Every department store seems to be blasting the Christmas carol “It’s the Most Wonderful Time of the Year.” But for many of you, that message doesn’t seem to ring true. Not because of fatty food or fractured finances, but because of family.
The holidays are a time to get together with family. Family is where we naturally find a sense of identity, security, acceptance, and encouragement. And for many of us, that’s what we experience. We run to our families in times of trouble, and they’re there to catch us and comfort us. But that’s what makes the holidays so hard. For some, that special someone who brought so much peace won’t be at the dinner table this year.
Maybe for you, family doesn’t provide a sense of peace. In times of trouble, you run to your family and are ignored. The ones who are supposed to catch and comfort you are too busy dealing with their own issues. Their response leads you to believe that you don’t matter.
Even worse, maybe you ran to your family in the past and were hurt. The place where you hoped to find peace, met you with pain. The expectations of the holidays only magnify these unpleasant memories.
In his book The Body Keeps the Score, Bessel van der Kolk explains what trauma and grief and suffering do to our bodies and our brains. Logically, you know that the event that caused you so much pain is in the past, but your body keeps the score. Your body and your emotions remember what happened, and you continue to live in the anxiety, fear, and sadness of the past.
Van der Kolk shares one definition of trauma: “Traumatic stress is an illness of not being able to be fully alive in the present.” In other words, everyone around you might be singing Christmas carols, eating cookies, and opening presents, but your grief and pain keep you from being present.
So how can you begin to enjoy the present, even the holidays, without being stuck in the past?
Overcoming past grief and trauma can be a lifelong endeavor, as a person walks with trusted counselors, pastors, and other support. So I’m not offering a quick-fix solution. And yet, the Bible does give us incredible guidance when it comes to processing our past so we might be fully alive in the present.
I’ve spoken to a number of people who’ve experienced severe grief and trauma. They all eventually get to the question: “Where was God?” In other words, “If God is good and powerful, why didn’t he stop the pain that I suffered?” That’s an understandable and even logical question. The good news is that many people in the Bible voice the same concern.
In the book of Psalms, there are numerous times when God’s people call out in despair. For example, Psalm 10 opens with these words: “Why, Lord, do you stand far off? Why do you hide yourself in times of trouble?” Jesus himself echoes Psalm 22 when he cries out, “My God, my God, why have you forsaken me?” (Matthew 27:46). So let me remind you that you have solid biblical support to cry out to God.
Lament is a healthy place to start processing your past, but the biblical authors don’t stay there forever. They recount their past with eyes of faith. They come to see that in some way God was present, even in their suffering.
For example, when the author of Lamentations is recounting the fall of Jerusalem and all the pain and suffering they endured, he says, “Because of the LORD’s great love we are not consumed” (3:22). In other words, he believed that even though he couldn’t see it in the moment, God was holding back the full force of evil when they were attacked. He believed that God was present in some way in the middle of their pain.
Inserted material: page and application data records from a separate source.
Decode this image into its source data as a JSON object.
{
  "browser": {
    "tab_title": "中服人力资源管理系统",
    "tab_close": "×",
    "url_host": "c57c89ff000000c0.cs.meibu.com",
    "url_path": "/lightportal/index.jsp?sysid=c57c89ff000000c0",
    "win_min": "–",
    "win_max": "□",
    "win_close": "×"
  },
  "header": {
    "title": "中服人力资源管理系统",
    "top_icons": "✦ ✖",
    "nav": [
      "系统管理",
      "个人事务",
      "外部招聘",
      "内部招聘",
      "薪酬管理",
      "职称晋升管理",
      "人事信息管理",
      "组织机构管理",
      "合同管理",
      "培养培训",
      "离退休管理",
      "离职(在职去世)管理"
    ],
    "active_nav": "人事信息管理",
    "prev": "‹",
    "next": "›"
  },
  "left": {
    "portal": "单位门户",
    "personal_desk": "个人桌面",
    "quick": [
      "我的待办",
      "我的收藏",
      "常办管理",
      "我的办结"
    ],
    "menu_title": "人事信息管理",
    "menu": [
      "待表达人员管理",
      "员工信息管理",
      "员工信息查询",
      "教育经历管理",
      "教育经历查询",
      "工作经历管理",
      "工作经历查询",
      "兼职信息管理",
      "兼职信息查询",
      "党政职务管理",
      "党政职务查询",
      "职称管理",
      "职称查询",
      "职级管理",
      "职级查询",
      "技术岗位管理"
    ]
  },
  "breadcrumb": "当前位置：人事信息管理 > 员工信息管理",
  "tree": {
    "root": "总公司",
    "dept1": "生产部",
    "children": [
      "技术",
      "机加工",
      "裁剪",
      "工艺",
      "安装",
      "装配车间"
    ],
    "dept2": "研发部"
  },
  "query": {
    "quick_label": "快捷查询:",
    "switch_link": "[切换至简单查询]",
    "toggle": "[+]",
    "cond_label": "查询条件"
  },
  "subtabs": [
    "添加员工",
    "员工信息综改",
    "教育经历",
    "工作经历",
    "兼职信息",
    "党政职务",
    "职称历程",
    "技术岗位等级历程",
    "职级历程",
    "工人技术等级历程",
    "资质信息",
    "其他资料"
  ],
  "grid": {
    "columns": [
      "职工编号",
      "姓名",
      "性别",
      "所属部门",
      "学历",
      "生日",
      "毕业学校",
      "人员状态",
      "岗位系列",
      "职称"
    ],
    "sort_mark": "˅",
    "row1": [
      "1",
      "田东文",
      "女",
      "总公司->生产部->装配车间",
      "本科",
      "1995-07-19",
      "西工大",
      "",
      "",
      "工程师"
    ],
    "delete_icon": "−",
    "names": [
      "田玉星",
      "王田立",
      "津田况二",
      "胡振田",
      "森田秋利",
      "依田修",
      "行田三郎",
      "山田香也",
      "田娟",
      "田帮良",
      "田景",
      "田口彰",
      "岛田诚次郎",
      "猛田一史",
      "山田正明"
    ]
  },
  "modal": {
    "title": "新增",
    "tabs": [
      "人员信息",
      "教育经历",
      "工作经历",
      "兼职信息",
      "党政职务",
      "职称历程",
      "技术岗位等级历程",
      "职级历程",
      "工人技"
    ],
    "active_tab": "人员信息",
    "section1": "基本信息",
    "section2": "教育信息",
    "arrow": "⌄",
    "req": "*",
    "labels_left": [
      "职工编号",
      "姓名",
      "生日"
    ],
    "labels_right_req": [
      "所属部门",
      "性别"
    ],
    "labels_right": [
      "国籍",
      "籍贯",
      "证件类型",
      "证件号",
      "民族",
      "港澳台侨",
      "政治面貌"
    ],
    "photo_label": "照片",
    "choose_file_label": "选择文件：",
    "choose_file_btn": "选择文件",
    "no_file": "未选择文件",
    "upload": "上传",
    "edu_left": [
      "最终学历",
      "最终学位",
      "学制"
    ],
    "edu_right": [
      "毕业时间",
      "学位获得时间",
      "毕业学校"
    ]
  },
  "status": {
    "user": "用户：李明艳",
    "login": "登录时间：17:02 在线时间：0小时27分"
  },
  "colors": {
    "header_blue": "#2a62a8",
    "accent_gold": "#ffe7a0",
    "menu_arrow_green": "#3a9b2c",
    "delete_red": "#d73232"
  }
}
Because he believed God was with him in the past, he could believe that God would be with him in the present. That’s why the author goes on to say, “I say to myself, ‘The Lord is my portion; therefore I will wait for him’” (3:24). Even though the author had lost all things, he still had God with him in that moment. If he still had God, he had everything he needed.
Process your past so you can be fully alive in the present.
Imagine the moment of your grief or trauma. Imagine the Lord God holding back the full force of evil that was trying to harm you. Imagine Jesus sitting next to you, weeping with you.
Again, this might take time and help from trusted counselors, pastors, and friends. But with the help of the Holy Spirit, you might begin to believe that God was with you in the past. And if God was with you in the past, you can trust that he will be with you in the present.
The holidays can be hard because of unpleasant memories from the past that can rob us of being alive in the present. I pray you and I would begin to believe that Jesus was present in our past so that we would believe that Jesus is here in the present. Then we can trust that he will guide us into the future. If God is present, then this might just become the most wonderful time of the year.